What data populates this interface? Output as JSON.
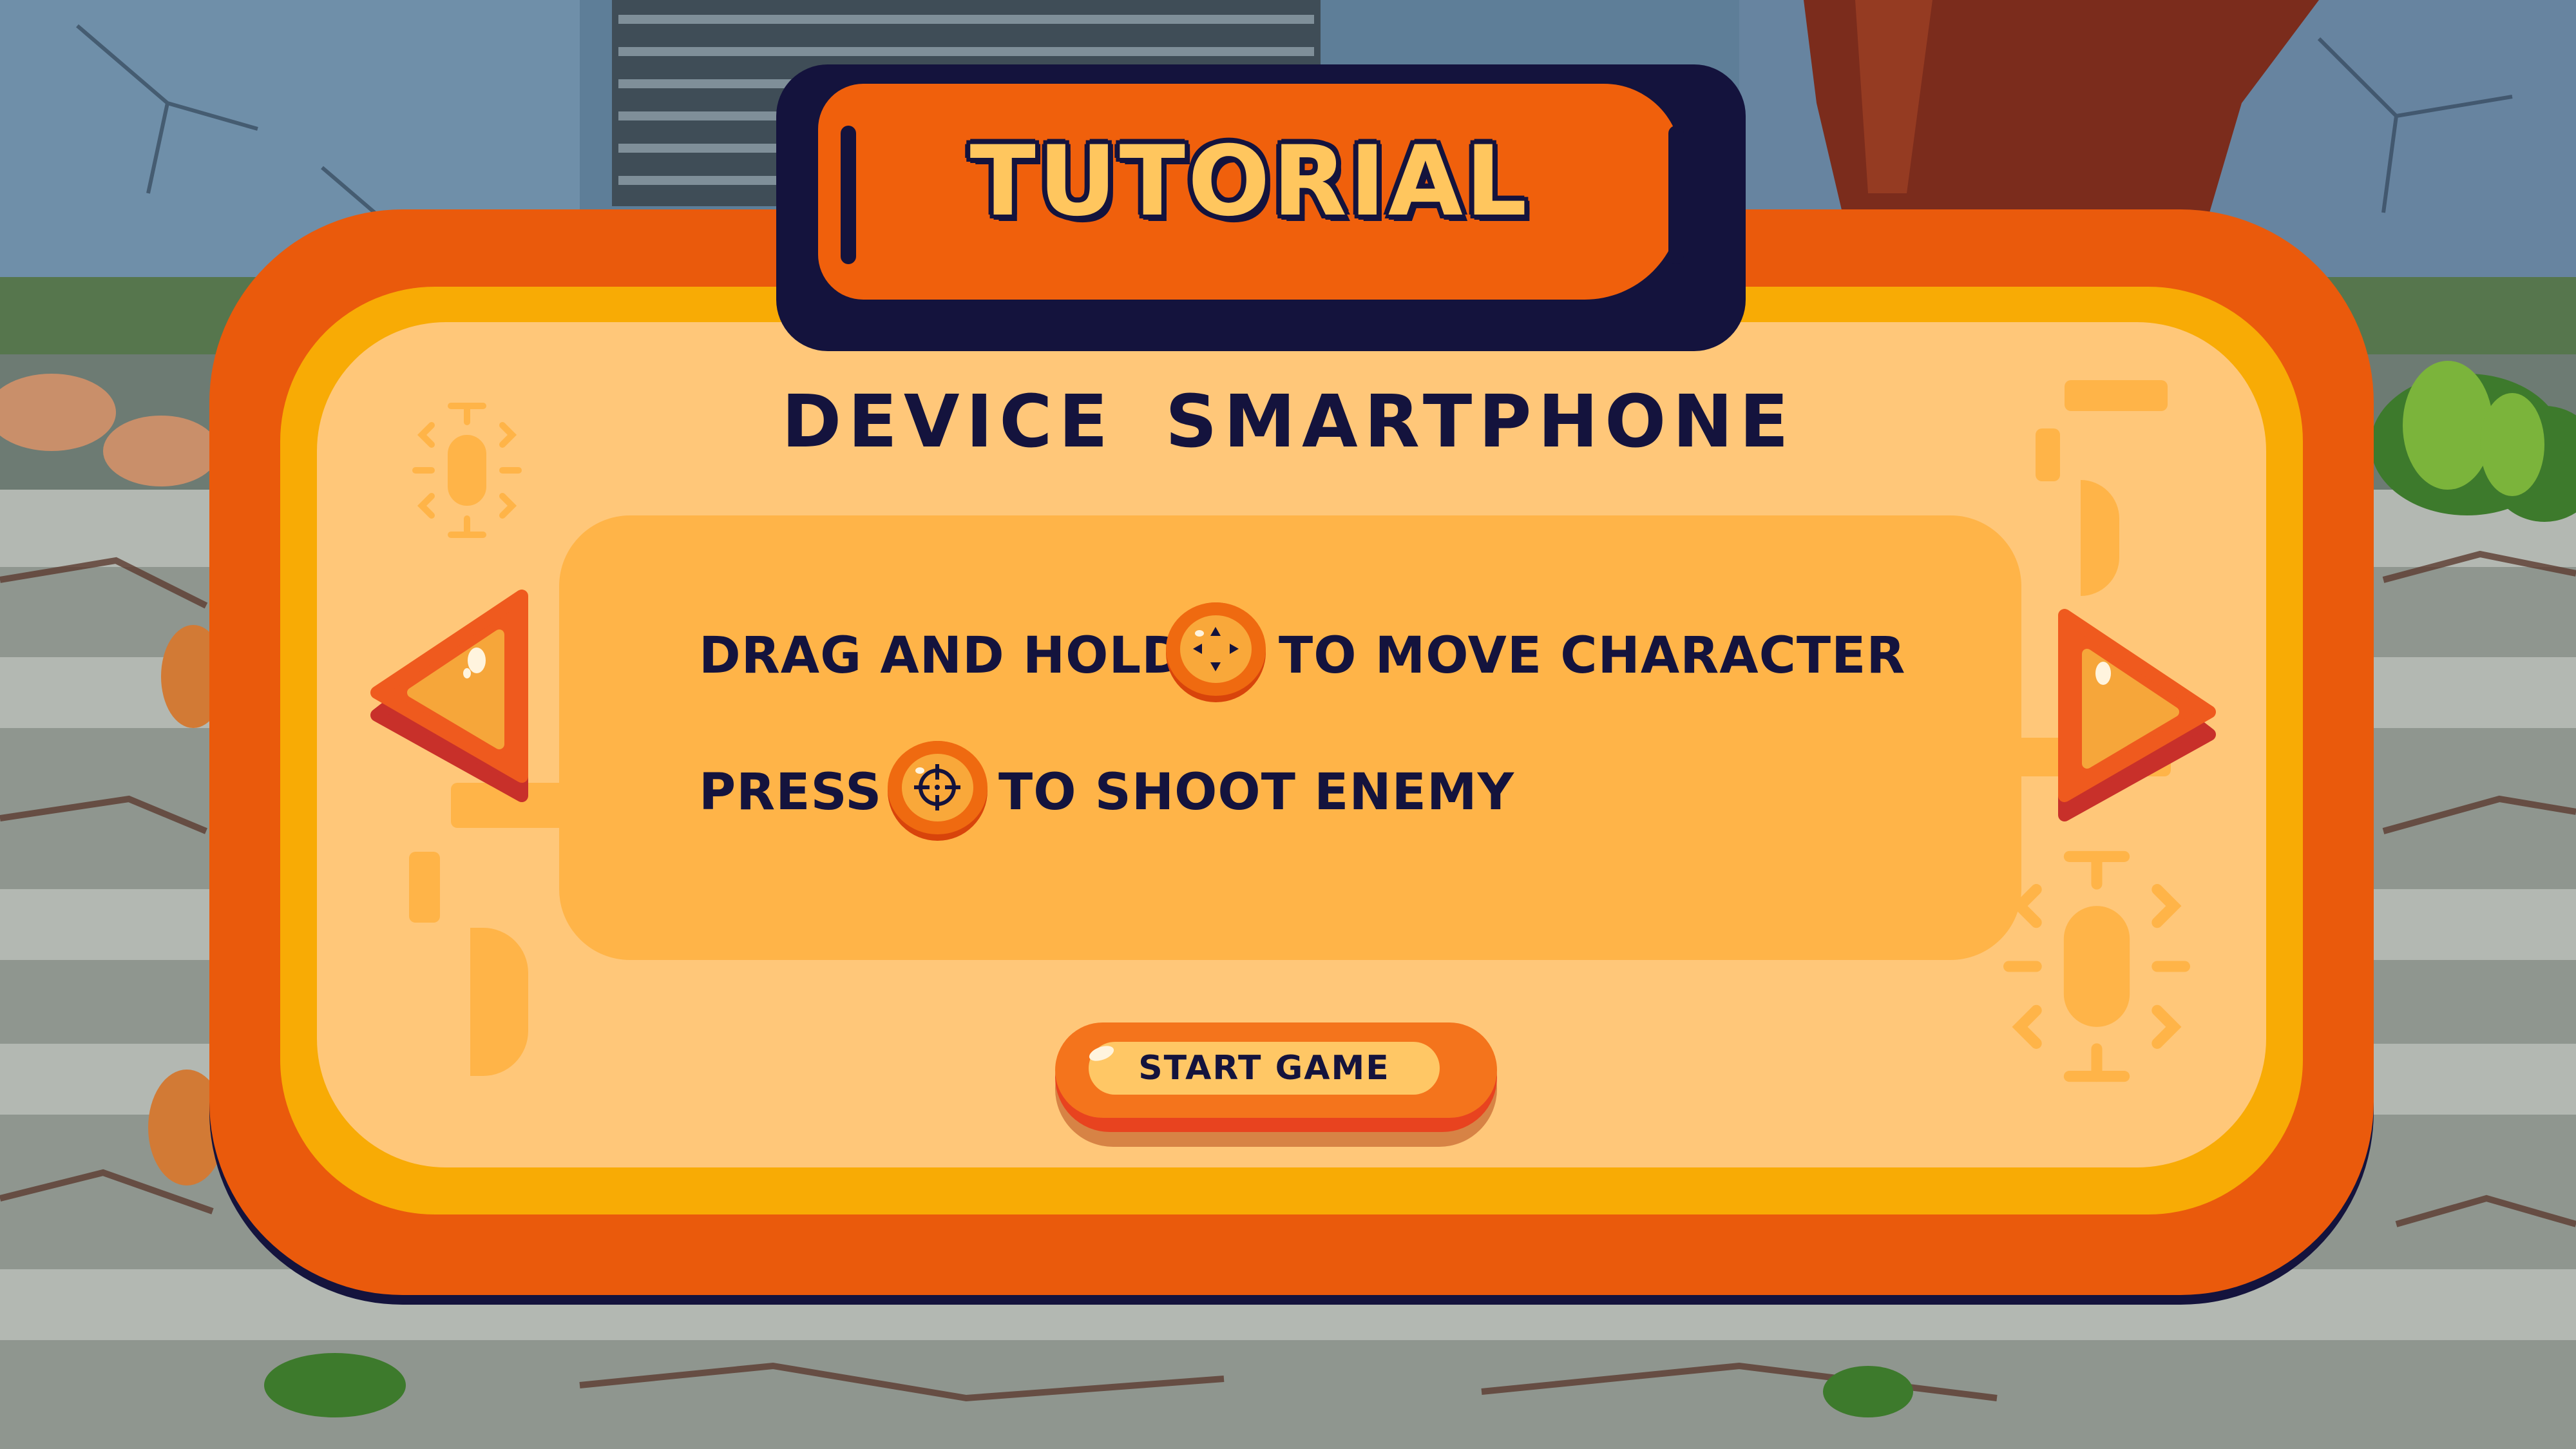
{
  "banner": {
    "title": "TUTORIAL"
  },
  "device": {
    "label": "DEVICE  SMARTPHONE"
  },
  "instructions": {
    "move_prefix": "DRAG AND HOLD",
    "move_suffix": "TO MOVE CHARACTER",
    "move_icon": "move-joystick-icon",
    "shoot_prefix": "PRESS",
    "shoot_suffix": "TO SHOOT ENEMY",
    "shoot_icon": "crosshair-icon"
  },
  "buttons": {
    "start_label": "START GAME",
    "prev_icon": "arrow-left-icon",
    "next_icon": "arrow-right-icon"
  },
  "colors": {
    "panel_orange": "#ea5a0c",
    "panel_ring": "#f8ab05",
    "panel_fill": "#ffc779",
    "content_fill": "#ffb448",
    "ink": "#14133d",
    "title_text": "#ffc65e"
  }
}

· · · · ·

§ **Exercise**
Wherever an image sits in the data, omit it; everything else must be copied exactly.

§ **Result of the exercise**
What data populates this interface? Output as JSON.
{
  "banner": {
    "title": "TUTORIAL"
  },
  "device": {
    "label": "DEVICE  SMARTPHONE"
  },
  "instructions": {
    "move_prefix": "DRAG AND HOLD",
    "move_suffix": "TO MOVE CHARACTER",
    "move_icon": "move-joystick-icon",
    "shoot_prefix": "PRESS",
    "shoot_suffix": "TO SHOOT ENEMY",
    "shoot_icon": "crosshair-icon"
  },
  "buttons": {
    "start_label": "START GAME",
    "prev_icon": "arrow-left-icon",
    "next_icon": "arrow-right-icon"
  },
  "colors": {
    "panel_orange": "#ea5a0c",
    "panel_ring": "#f8ab05",
    "panel_fill": "#ffc779",
    "content_fill": "#ffb448",
    "ink": "#14133d",
    "title_text": "#ffc65e"
  }
}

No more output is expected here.